:: Recorded data ::

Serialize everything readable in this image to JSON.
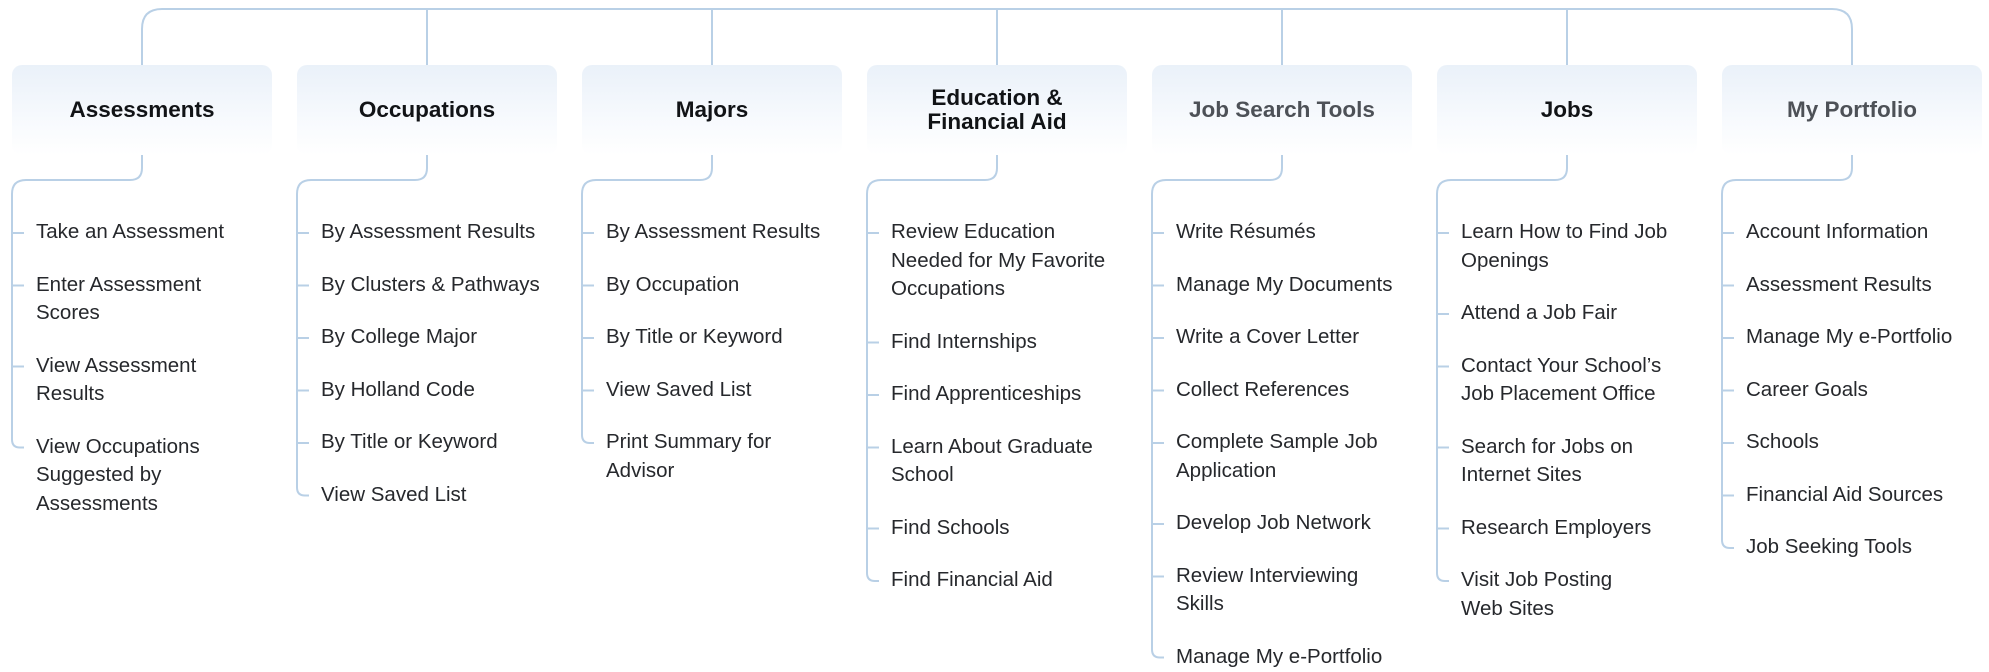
{
  "columns": [
    {
      "header": "Assessments",
      "muted": false,
      "items": [
        [
          "Take an Assessment"
        ],
        [
          "Enter Assessment",
          "Scores"
        ],
        [
          "View Assessment",
          "Results"
        ],
        [
          "View Occupations",
          "Suggested by",
          "Assessments"
        ]
      ]
    },
    {
      "header": "Occupations",
      "muted": false,
      "items": [
        [
          "By Assessment Results"
        ],
        [
          "By Clusters & Pathways"
        ],
        [
          "By College Major"
        ],
        [
          "By Holland Code"
        ],
        [
          "By Title or Keyword"
        ],
        [
          "View Saved List"
        ]
      ]
    },
    {
      "header": "Majors",
      "muted": false,
      "items": [
        [
          "By Assessment Results"
        ],
        [
          "By Occupation"
        ],
        [
          "By Title or Keyword"
        ],
        [
          "View Saved List"
        ],
        [
          "Print Summary for",
          "Advisor"
        ]
      ]
    },
    {
      "header": "Education & Financial Aid",
      "muted": false,
      "header_lines": [
        "Education &",
        "Financial Aid"
      ],
      "items": [
        [
          "Review Education",
          "Needed for My Favorite",
          "Occupations"
        ],
        [
          "Find Internships"
        ],
        [
          "Find Apprenticeships"
        ],
        [
          "Learn About Graduate",
          "School"
        ],
        [
          "Find Schools"
        ],
        [
          "Find Financial Aid"
        ]
      ]
    },
    {
      "header": "Job Search Tools",
      "muted": true,
      "items": [
        [
          "Write Résumés"
        ],
        [
          "Manage My Documents"
        ],
        [
          "Write a Cover Letter"
        ],
        [
          "Collect References"
        ],
        [
          "Complete Sample Job",
          "Application"
        ],
        [
          "Develop Job Network"
        ],
        [
          "Review Interviewing",
          "Skills"
        ],
        [
          "Manage My e-Portfolio"
        ]
      ]
    },
    {
      "header": "Jobs",
      "muted": false,
      "items": [
        [
          "Learn How to Find Job",
          "Openings"
        ],
        [
          "Attend a Job Fair"
        ],
        [
          "Contact Your School’s",
          "Job Placement Office"
        ],
        [
          "Search for Jobs on",
          "Internet Sites"
        ],
        [
          "Research Employers"
        ],
        [
          "Visit Job Posting",
          "Web Sites"
        ]
      ]
    },
    {
      "header": "My Portfolio",
      "muted": true,
      "items": [
        [
          "Account Information"
        ],
        [
          "Assessment Results"
        ],
        [
          "Manage My e-Portfolio"
        ],
        [
          "Career Goals"
        ],
        [
          "Schools"
        ],
        [
          "Financial Aid Sources"
        ],
        [
          "Job Seeking Tools"
        ]
      ]
    }
  ],
  "colors": {
    "connector": "#b9d0e6",
    "header_bg_top": "#eaf1f9",
    "header_text": "#111316",
    "header_text_muted": "#4d5157",
    "item_text": "#26282c"
  }
}
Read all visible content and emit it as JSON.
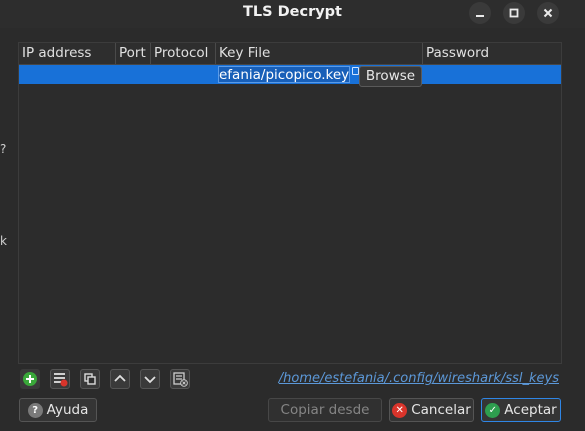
{
  "window": {
    "title": "TLS Decrypt"
  },
  "left_edge": {
    "frag1": "?",
    "frag2": "k"
  },
  "table": {
    "columns": [
      "IP address",
      "Port",
      "Protocol",
      "Key File",
      "Password"
    ],
    "rows": [
      {
        "ip": "",
        "port": "",
        "protocol": "",
        "key_file": "efania/picopico.key",
        "password": ""
      }
    ],
    "browse_label": "Browse"
  },
  "toolbar": {
    "icons": [
      "add-icon",
      "remove-icon",
      "copy-icon",
      "move-up-icon",
      "move-down-icon",
      "clear-icon"
    ],
    "path_link": "/home/estefania/.config/wireshark/ssl_keys"
  },
  "buttons": {
    "help": "Ayuda",
    "copy_from": "Copiar desde",
    "cancel": "Cancelar",
    "ok": "Aceptar"
  },
  "colors": {
    "selection": "#1871d8",
    "link": "#5c98d8",
    "add_green": "#3aa83a",
    "cancel_red": "#d9342b",
    "ok_green": "#2e9e4f"
  }
}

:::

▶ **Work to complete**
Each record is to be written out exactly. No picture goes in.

▶ **Expected output**
Serialize everything readable in this image to JSON.
{
  "columns": [
    {
      "header": "Assessments",
      "muted": false,
      "items": [
        [
          "Take an Assessment"
        ],
        [
          "Enter Assessment",
          "Scores"
        ],
        [
          "View Assessment",
          "Results"
        ],
        [
          "View Occupations",
          "Suggested by",
          "Assessments"
        ]
      ]
    },
    {
      "header": "Occupations",
      "muted": false,
      "items": [
        [
          "By Assessment Results"
        ],
        [
          "By Clusters & Pathways"
        ],
        [
          "By College Major"
        ],
        [
          "By Holland Code"
        ],
        [
          "By Title or Keyword"
        ],
        [
          "View Saved List"
        ]
      ]
    },
    {
      "header": "Majors",
      "muted": false,
      "items": [
        [
          "By Assessment Results"
        ],
        [
          "By Occupation"
        ],
        [
          "By Title or Keyword"
        ],
        [
          "View Saved List"
        ],
        [
          "Print Summary for",
          "Advisor"
        ]
      ]
    },
    {
      "header": "Education & Financial Aid",
      "muted": false,
      "header_lines": [
        "Education &",
        "Financial Aid"
      ],
      "items": [
        [
          "Review Education",
          "Needed for My Favorite",
          "Occupations"
        ],
        [
          "Find Internships"
        ],
        [
          "Find Apprenticeships"
        ],
        [
          "Learn About Graduate",
          "School"
        ],
        [
          "Find Schools"
        ],
        [
          "Find Financial Aid"
        ]
      ]
    },
    {
      "header": "Job Search Tools",
      "muted": true,
      "items": [
        [
          "Write Résumés"
        ],
        [
          "Manage My Documents"
        ],
        [
          "Write a Cover Letter"
        ],
        [
          "Collect References"
        ],
        [
          "Complete Sample Job",
          "Application"
        ],
        [
          "Develop Job Network"
        ],
        [
          "Review Interviewing",
          "Skills"
        ],
        [
          "Manage My e-Portfolio"
        ]
      ]
    },
    {
      "header": "Jobs",
      "muted": false,
      "items": [
        [
          "Learn How to Find Job",
          "Openings"
        ],
        [
          "Attend a Job Fair"
        ],
        [
          "Contact Your School’s",
          "Job Placement Office"
        ],
        [
          "Search for Jobs on",
          "Internet Sites"
        ],
        [
          "Research Employers"
        ],
        [
          "Visit Job Posting",
          "Web Sites"
        ]
      ]
    },
    {
      "header": "My Portfolio",
      "muted": true,
      "items": [
        [
          "Account Information"
        ],
        [
          "Assessment Results"
        ],
        [
          "Manage My e-Portfolio"
        ],
        [
          "Career Goals"
        ],
        [
          "Schools"
        ],
        [
          "Financial Aid Sources"
        ],
        [
          "Job Seeking Tools"
        ]
      ]
    }
  ],
  "colors": {
    "connector": "#b9d0e6",
    "header_bg_top": "#eaf1f9",
    "header_text": "#111316",
    "header_text_muted": "#4d5157",
    "item_text": "#26282c"
  }
}
Read all visible content and emit it as JSON.
{
  "window": {
    "title": "TLS Decrypt"
  },
  "left_edge": {
    "frag1": "?",
    "frag2": "k"
  },
  "table": {
    "columns": [
      "IP address",
      "Port",
      "Protocol",
      "Key File",
      "Password"
    ],
    "rows": [
      {
        "ip": "",
        "port": "",
        "protocol": "",
        "key_file": "efania/picopico.key",
        "password": ""
      }
    ],
    "browse_label": "Browse"
  },
  "toolbar": {
    "icons": [
      "add-icon",
      "remove-icon",
      "copy-icon",
      "move-up-icon",
      "move-down-icon",
      "clear-icon"
    ],
    "path_link": "/home/estefania/.config/wireshark/ssl_keys"
  },
  "buttons": {
    "help": "Ayuda",
    "copy_from": "Copiar desde",
    "cancel": "Cancelar",
    "ok": "Aceptar"
  },
  "colors": {
    "selection": "#1871d8",
    "link": "#5c98d8",
    "add_green": "#3aa83a",
    "cancel_red": "#d9342b",
    "ok_green": "#2e9e4f"
  }
}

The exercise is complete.